_PROMPT_
Leave out the images and set down the records below exactly.

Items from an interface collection

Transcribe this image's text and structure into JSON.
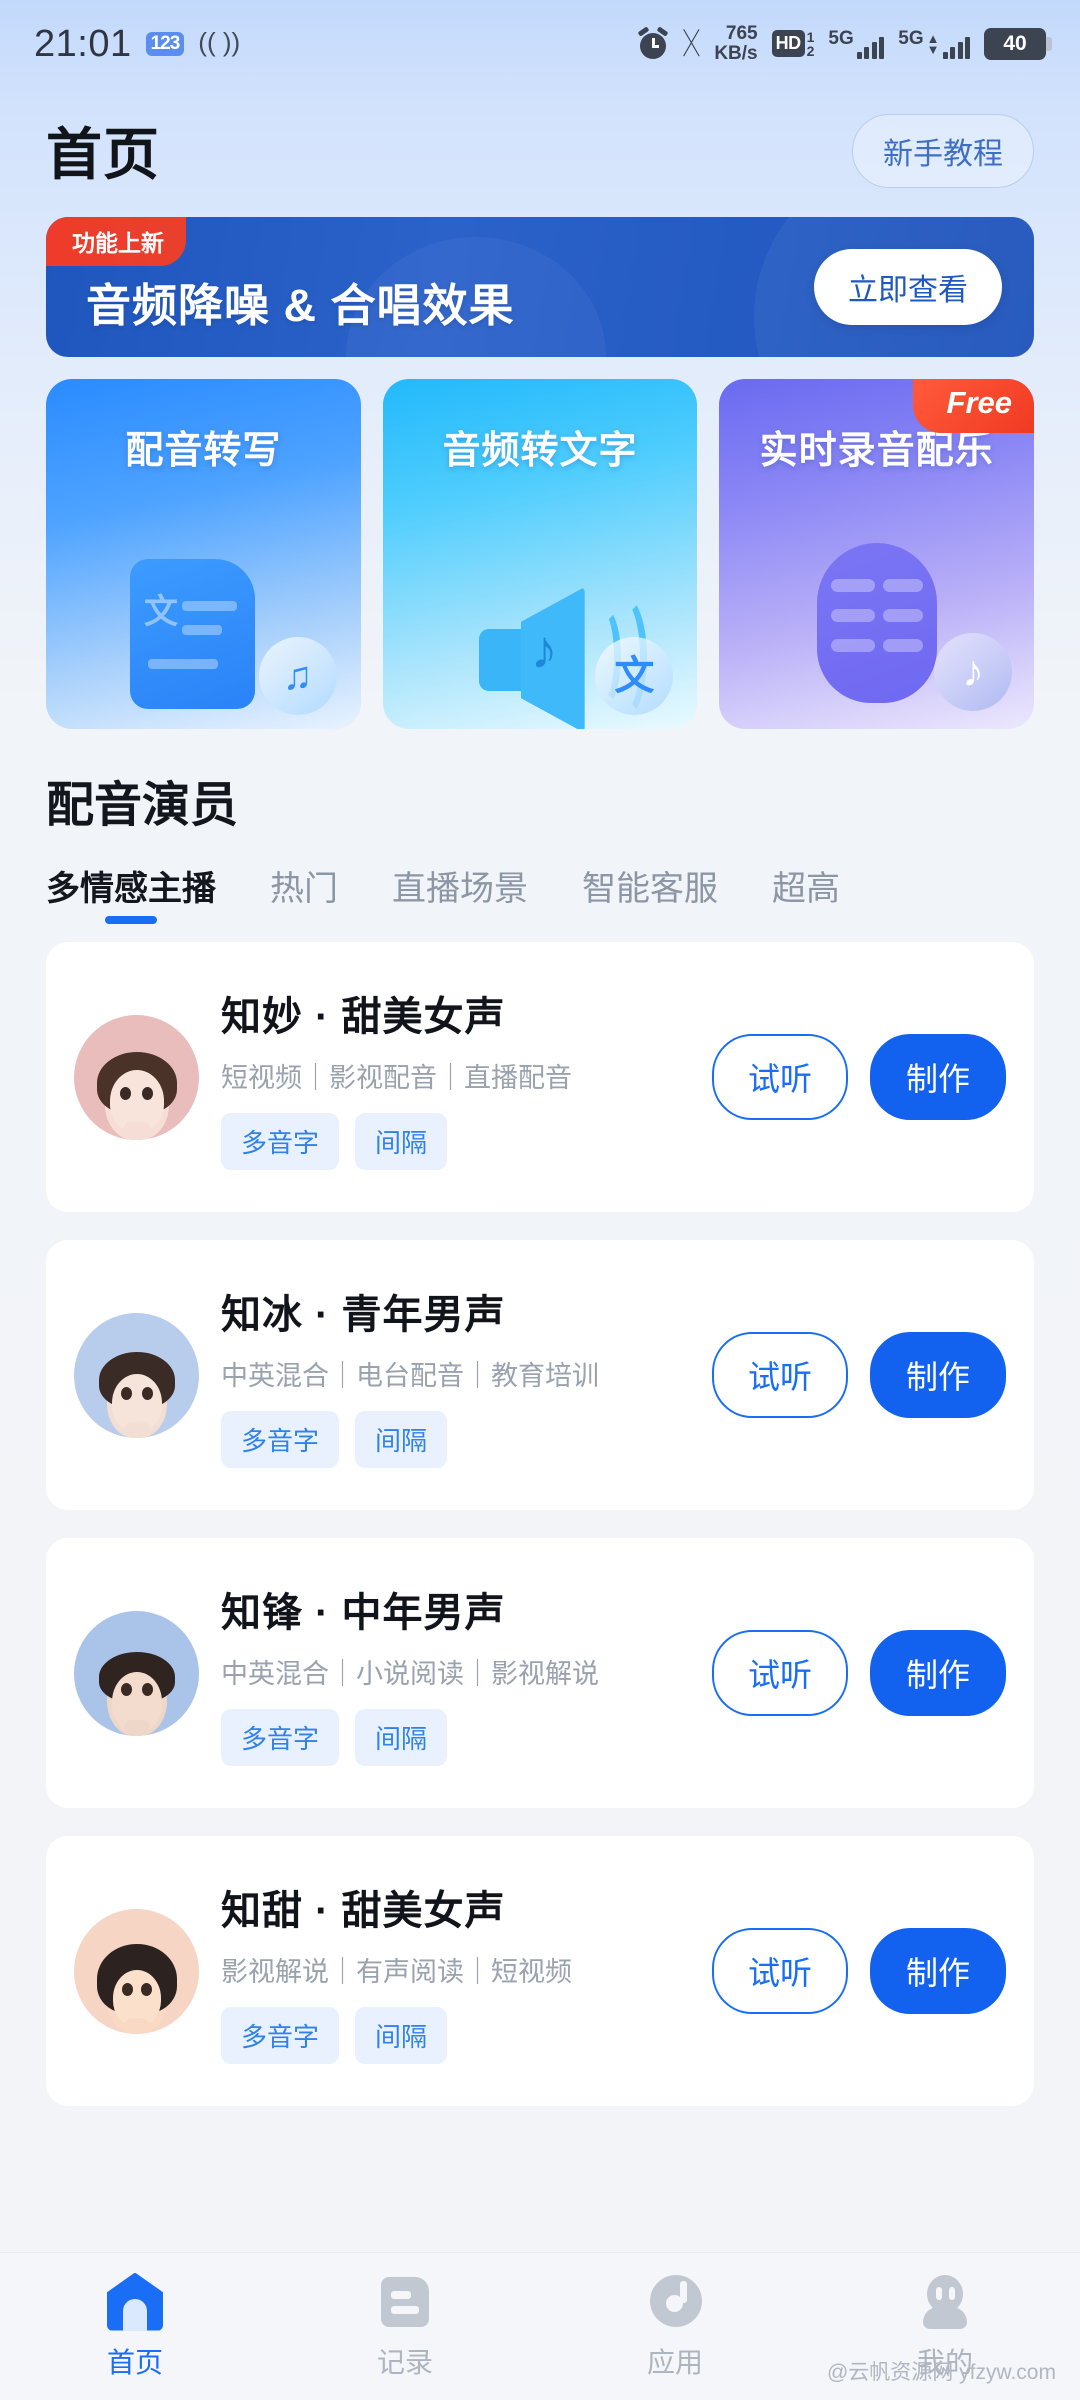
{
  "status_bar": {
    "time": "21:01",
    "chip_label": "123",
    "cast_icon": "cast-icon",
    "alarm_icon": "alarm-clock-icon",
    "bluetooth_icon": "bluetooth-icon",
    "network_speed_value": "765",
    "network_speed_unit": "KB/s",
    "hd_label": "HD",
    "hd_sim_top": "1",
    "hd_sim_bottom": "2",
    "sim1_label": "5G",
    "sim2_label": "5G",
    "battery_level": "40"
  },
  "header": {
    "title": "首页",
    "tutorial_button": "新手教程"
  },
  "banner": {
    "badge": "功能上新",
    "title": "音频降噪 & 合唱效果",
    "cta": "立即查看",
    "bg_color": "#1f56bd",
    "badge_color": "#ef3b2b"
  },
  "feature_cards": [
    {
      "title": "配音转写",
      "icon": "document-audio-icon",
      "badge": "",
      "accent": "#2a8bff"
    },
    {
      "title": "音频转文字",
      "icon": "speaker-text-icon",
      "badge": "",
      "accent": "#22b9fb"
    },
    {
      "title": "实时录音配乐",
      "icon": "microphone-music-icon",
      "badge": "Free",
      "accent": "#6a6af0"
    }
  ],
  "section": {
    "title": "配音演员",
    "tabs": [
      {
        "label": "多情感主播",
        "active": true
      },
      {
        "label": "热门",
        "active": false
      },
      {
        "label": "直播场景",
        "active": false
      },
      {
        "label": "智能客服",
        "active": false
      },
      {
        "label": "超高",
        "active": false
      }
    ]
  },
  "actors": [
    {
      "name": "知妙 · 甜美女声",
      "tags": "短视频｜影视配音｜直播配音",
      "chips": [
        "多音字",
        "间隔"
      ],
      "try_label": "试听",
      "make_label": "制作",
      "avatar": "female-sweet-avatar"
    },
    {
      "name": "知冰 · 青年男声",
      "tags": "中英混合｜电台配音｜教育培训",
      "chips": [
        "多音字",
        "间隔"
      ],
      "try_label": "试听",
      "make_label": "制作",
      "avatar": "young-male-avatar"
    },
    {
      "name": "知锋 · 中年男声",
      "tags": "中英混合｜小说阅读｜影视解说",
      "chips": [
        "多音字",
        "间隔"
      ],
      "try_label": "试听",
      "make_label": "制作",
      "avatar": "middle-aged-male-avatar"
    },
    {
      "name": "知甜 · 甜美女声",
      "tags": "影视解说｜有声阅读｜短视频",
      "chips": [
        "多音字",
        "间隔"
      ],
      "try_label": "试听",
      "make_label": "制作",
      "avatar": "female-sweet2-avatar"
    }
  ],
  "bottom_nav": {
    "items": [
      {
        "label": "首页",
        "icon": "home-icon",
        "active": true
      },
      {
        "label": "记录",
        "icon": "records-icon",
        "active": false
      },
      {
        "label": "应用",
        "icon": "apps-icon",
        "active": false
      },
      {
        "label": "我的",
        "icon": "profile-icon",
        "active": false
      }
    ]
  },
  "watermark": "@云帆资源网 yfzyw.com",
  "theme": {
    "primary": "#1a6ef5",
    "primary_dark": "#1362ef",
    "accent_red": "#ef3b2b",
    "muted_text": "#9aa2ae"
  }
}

_RESPONSE BELOW_
Transcribe this image's text and structure into JSON.
{
  "status_bar": {
    "time": "21:01",
    "chip_label": "123",
    "cast_icon": "cast-icon",
    "alarm_icon": "alarm-clock-icon",
    "bluetooth_icon": "bluetooth-icon",
    "network_speed_value": "765",
    "network_speed_unit": "KB/s",
    "hd_label": "HD",
    "hd_sim_top": "1",
    "hd_sim_bottom": "2",
    "sim1_label": "5G",
    "sim2_label": "5G",
    "battery_level": "40"
  },
  "header": {
    "title": "首页",
    "tutorial_button": "新手教程"
  },
  "banner": {
    "badge": "功能上新",
    "title": "音频降噪 & 合唱效果",
    "cta": "立即查看",
    "bg_color": "#1f56bd",
    "badge_color": "#ef3b2b"
  },
  "feature_cards": [
    {
      "title": "配音转写",
      "icon": "document-audio-icon",
      "badge": "",
      "accent": "#2a8bff"
    },
    {
      "title": "音频转文字",
      "icon": "speaker-text-icon",
      "badge": "",
      "accent": "#22b9fb"
    },
    {
      "title": "实时录音配乐",
      "icon": "microphone-music-icon",
      "badge": "Free",
      "accent": "#6a6af0"
    }
  ],
  "section": {
    "title": "配音演员",
    "tabs": [
      {
        "label": "多情感主播",
        "active": true
      },
      {
        "label": "热门",
        "active": false
      },
      {
        "label": "直播场景",
        "active": false
      },
      {
        "label": "智能客服",
        "active": false
      },
      {
        "label": "超高",
        "active": false
      }
    ]
  },
  "actors": [
    {
      "name": "知妙 · 甜美女声",
      "tags": "短视频｜影视配音｜直播配音",
      "chips": [
        "多音字",
        "间隔"
      ],
      "try_label": "试听",
      "make_label": "制作",
      "avatar": "female-sweet-avatar"
    },
    {
      "name": "知冰 · 青年男声",
      "tags": "中英混合｜电台配音｜教育培训",
      "chips": [
        "多音字",
        "间隔"
      ],
      "try_label": "试听",
      "make_label": "制作",
      "avatar": "young-male-avatar"
    },
    {
      "name": "知锋 · 中年男声",
      "tags": "中英混合｜小说阅读｜影视解说",
      "chips": [
        "多音字",
        "间隔"
      ],
      "try_label": "试听",
      "make_label": "制作",
      "avatar": "middle-aged-male-avatar"
    },
    {
      "name": "知甜 · 甜美女声",
      "tags": "影视解说｜有声阅读｜短视频",
      "chips": [
        "多音字",
        "间隔"
      ],
      "try_label": "试听",
      "make_label": "制作",
      "avatar": "female-sweet2-avatar"
    }
  ],
  "bottom_nav": {
    "items": [
      {
        "label": "首页",
        "icon": "home-icon",
        "active": true
      },
      {
        "label": "记录",
        "icon": "records-icon",
        "active": false
      },
      {
        "label": "应用",
        "icon": "apps-icon",
        "active": false
      },
      {
        "label": "我的",
        "icon": "profile-icon",
        "active": false
      }
    ]
  },
  "watermark": "@云帆资源网 yfzyw.com",
  "theme": {
    "primary": "#1a6ef5",
    "primary_dark": "#1362ef",
    "accent_red": "#ef3b2b",
    "muted_text": "#9aa2ae"
  }
}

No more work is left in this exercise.